> AIM OF THE EXERCISE:
State, as a bare number, how many lines below contain "title".

> DATA SUPPLIED:
====

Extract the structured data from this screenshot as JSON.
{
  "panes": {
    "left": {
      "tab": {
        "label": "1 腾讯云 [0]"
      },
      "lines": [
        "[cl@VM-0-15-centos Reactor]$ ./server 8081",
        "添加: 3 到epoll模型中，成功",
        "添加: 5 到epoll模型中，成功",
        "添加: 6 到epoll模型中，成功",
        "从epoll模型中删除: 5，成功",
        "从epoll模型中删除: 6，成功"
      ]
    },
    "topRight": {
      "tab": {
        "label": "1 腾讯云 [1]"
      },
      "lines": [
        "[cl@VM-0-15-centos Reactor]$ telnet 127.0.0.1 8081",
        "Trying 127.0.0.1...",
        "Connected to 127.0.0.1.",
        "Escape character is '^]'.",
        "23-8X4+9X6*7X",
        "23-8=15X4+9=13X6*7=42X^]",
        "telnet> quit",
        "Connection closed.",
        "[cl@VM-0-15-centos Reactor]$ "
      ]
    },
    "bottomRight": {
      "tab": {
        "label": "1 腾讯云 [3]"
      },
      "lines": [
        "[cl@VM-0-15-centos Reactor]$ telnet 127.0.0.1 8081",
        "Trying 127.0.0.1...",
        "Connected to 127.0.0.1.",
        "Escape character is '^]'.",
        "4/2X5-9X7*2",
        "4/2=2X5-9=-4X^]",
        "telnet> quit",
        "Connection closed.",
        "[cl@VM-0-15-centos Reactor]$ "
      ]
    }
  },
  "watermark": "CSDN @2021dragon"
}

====

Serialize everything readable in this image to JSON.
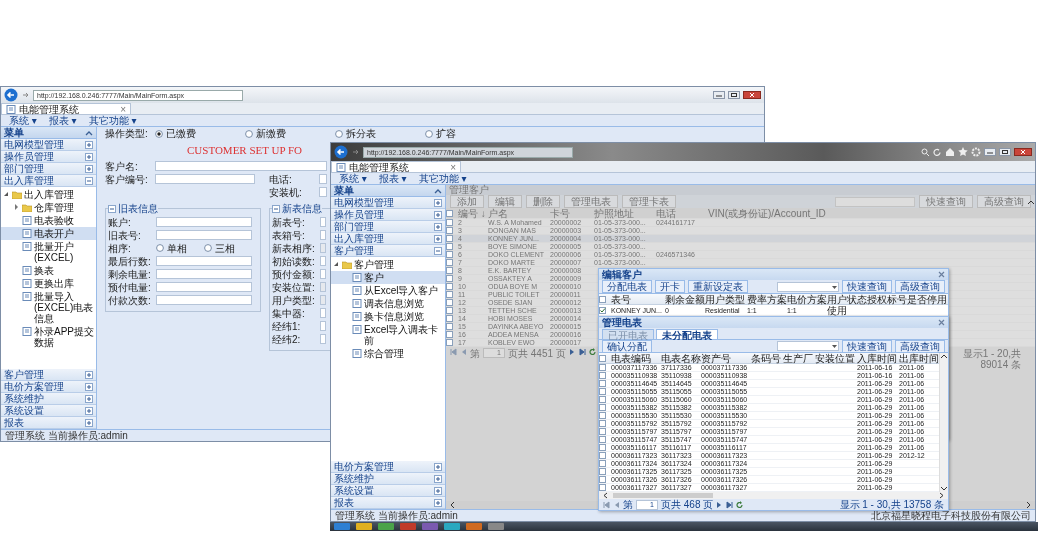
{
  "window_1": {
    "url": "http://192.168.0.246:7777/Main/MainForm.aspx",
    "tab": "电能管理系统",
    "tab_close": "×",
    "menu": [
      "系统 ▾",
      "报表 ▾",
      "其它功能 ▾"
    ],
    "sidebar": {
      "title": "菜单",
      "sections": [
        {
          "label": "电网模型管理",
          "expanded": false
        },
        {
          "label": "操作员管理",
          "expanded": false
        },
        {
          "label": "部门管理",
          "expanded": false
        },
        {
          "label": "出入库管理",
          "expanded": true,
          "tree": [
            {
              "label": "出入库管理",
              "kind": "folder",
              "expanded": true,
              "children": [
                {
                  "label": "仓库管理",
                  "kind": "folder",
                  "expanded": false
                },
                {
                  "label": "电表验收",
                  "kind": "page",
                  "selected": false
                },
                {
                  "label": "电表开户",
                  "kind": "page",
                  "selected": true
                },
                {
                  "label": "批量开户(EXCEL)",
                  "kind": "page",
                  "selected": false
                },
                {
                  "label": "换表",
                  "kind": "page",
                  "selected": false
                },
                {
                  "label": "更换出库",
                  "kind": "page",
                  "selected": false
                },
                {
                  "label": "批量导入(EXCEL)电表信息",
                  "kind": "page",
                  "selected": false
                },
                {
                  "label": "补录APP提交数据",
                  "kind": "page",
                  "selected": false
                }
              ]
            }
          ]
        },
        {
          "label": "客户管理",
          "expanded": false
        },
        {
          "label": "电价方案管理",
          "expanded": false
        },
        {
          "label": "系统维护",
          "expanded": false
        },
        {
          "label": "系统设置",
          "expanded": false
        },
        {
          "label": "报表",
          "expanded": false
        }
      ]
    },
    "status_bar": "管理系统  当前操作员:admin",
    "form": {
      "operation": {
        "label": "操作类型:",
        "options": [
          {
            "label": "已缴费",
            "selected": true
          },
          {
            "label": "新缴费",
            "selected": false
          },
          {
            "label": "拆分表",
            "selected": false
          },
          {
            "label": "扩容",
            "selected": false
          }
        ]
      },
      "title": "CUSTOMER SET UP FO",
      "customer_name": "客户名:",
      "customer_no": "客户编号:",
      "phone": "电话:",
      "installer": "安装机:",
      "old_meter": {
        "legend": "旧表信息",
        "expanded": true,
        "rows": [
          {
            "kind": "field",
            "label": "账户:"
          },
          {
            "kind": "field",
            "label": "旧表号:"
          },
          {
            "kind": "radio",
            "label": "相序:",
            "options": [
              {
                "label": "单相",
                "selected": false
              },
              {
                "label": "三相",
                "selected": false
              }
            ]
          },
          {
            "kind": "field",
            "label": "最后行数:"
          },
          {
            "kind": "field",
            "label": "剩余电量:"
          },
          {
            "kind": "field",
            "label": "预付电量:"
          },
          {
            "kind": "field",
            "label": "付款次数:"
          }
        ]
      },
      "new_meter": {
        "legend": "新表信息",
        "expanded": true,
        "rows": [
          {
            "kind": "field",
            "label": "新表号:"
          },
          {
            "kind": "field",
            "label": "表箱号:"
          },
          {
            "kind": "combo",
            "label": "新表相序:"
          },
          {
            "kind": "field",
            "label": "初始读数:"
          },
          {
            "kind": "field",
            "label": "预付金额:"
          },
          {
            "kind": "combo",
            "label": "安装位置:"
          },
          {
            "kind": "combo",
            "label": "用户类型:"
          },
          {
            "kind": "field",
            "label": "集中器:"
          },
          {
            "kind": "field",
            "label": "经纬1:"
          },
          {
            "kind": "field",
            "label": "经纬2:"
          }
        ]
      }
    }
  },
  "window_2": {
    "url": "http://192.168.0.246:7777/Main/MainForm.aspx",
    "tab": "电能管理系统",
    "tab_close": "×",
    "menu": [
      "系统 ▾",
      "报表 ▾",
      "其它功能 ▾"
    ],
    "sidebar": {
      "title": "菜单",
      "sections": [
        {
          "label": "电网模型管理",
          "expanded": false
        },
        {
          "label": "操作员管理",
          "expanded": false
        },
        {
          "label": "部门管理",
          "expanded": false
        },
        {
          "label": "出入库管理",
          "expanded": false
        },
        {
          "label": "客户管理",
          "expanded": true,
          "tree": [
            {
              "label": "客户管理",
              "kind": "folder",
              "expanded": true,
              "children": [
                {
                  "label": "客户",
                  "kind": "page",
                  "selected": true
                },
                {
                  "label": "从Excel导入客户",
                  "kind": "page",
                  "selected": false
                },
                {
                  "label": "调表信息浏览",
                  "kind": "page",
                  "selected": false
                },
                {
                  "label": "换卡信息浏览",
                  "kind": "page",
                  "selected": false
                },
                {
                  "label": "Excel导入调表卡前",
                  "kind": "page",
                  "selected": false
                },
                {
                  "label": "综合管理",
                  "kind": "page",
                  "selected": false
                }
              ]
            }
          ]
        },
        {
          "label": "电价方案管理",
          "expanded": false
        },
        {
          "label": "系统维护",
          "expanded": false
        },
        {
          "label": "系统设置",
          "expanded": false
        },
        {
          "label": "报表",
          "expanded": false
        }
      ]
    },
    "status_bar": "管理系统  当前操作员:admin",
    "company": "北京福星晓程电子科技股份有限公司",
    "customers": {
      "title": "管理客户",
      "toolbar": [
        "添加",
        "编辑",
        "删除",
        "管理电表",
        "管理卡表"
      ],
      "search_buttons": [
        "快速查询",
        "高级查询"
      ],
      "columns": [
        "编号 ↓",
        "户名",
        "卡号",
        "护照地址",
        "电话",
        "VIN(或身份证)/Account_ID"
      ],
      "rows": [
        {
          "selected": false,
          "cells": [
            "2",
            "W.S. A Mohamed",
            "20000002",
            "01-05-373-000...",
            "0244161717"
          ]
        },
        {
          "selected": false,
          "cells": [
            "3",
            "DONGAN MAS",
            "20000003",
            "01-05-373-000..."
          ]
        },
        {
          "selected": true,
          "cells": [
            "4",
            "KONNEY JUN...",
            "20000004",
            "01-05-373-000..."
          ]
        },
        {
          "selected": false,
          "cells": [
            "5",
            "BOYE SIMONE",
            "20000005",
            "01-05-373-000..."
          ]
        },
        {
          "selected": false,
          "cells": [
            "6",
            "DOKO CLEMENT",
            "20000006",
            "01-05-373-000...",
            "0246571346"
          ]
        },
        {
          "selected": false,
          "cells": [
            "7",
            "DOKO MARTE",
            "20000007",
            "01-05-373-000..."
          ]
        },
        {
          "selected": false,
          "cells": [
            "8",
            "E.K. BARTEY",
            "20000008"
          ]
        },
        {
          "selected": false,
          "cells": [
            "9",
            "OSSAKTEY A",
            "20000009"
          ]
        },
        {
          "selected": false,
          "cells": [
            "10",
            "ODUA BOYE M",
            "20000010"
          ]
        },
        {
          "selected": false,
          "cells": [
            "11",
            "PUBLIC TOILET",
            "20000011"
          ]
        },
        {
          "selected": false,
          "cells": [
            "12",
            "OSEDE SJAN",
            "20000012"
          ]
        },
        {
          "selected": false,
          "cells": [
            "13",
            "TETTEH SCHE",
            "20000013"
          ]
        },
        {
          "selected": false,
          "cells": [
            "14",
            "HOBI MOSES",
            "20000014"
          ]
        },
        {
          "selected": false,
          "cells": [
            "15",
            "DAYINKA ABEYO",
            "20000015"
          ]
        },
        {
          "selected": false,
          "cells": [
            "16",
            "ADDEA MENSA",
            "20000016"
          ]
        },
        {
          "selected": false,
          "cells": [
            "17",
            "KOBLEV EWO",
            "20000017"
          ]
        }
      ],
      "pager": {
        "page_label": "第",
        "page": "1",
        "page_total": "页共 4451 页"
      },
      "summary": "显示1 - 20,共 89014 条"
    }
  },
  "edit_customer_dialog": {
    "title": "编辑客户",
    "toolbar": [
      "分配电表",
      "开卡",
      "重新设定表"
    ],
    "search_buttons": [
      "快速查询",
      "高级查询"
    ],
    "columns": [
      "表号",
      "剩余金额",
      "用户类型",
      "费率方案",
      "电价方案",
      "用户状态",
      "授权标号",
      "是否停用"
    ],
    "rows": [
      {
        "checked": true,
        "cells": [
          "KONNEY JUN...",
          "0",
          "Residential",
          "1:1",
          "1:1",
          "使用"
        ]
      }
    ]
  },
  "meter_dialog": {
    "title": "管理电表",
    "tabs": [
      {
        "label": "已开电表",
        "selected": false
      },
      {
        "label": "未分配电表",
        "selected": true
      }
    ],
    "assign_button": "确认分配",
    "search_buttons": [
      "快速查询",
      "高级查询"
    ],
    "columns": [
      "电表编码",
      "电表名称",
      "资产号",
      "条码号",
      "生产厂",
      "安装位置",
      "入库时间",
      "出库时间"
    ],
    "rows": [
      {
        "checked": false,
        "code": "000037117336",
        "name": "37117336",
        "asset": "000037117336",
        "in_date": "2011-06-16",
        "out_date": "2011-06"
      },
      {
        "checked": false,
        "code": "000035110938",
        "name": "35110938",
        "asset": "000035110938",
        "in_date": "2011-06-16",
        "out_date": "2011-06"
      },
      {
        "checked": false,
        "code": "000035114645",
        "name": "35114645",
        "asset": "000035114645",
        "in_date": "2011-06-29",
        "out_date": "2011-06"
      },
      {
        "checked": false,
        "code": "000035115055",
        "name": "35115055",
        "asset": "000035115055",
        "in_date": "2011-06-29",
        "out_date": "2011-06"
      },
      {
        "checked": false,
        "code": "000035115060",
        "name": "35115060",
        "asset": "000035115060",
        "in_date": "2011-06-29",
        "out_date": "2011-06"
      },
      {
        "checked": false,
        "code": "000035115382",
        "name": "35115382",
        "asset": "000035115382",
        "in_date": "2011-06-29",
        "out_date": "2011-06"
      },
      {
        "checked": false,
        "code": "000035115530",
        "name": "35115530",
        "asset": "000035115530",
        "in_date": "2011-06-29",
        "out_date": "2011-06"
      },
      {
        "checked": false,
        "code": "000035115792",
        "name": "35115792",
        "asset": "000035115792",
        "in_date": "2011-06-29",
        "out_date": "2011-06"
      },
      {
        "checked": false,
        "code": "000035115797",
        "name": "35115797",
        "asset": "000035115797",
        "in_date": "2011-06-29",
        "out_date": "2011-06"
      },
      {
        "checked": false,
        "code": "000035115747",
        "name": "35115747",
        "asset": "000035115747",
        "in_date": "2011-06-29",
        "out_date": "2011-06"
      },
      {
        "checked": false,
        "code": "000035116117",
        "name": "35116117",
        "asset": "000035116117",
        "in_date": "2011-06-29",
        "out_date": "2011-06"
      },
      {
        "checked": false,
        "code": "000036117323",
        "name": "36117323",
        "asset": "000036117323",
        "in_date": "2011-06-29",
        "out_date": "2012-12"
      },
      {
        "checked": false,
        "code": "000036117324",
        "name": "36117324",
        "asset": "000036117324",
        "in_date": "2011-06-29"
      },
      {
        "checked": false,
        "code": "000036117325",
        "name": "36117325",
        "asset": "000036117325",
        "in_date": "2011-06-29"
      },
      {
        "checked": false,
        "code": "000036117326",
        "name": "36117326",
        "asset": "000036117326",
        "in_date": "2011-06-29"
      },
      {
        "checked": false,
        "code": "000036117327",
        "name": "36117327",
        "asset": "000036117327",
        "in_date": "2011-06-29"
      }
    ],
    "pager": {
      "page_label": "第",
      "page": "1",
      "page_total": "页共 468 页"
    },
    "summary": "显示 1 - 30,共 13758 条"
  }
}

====

> RESPONSE TO THIS TASK:
6